I do think though that if we understand our bodies, proportions, and fits we like, then we can get better at finding the kind of cuts that fit and also know how we can alter things ourselves or with a tailor to get that “fits like a glove” garment.
However if clothes don’t fit this DOES NOT mean we should blame our bodies. I sadly hear this all the time, instead of “these pants are too small”, people often say, “my butt is too big”. We should never be criticising ourselves when clothes don’t fit, it’s an issue with the clothes not you! This project really showed me is how incredibly unique everyone is, of the 950+ participants the vast majority of people have completely individual measurements and at the very most share measurements with 1 or maybe 2 other people. I think that’s pretty incredible. We love to compare ourselves to others but I actually think it’s really freeing and empowering that everyone’s body is uniquely theirs!
I’m leaving this project with 4 main takeaways:
- There’s definitely some frustration from the designer/pattern-maker side of me seeing how incredibly difficult it is to design and make clothes that fit well. The only real solution is custom sizing but that unfortunately isn’t realistic for most brands and customers.
- It’s really disappointing that we don’t see more of this incredible diversity of bodies in the media.
- This project really emphasised for me how terrible it is that we’re taught to see the things that make us unique as “flaws” which should be hidden and to wear “flattering” clothes to try and create the illusion that our bodies are different – typically with the goal to look like whatever body shape is currently idealised.
- It’s amazing how unique we all are and horrible how critical I and so many other people can be of their bodies. Nothing is “wrong”, “weird” or “different” – everyone’s body is different! While it might make trying on clothes frustrating I think that uniqueness is something we should celebrate 💕
I’d also love to hear what you learned or took away from this!

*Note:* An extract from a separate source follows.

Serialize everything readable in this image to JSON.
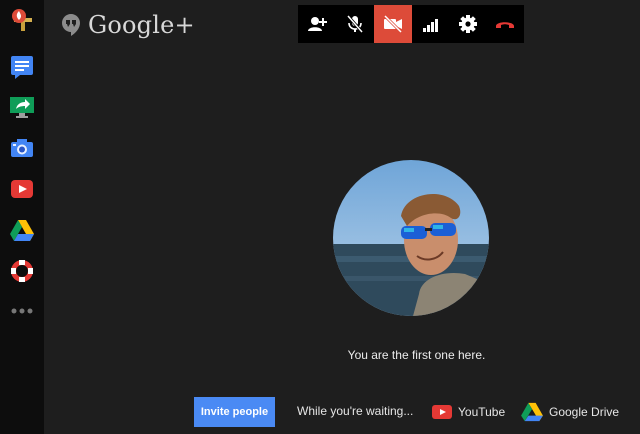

If you made it through this whole post, congrats! It was probably the longest post I’ve ever written – definitely the one I’ve put the most time into 😅 and hopefully it wasn’t too dry and data heavy. Even though I feel like it isn’t full of revolutionary findings that will change the ethical fashion industry I still hope it’s helpful and interesting. I found working on this fascinating and would really love to hear your thoughts! Also if you filled out the survey, (thank you!!) was this what you expected to come out of it?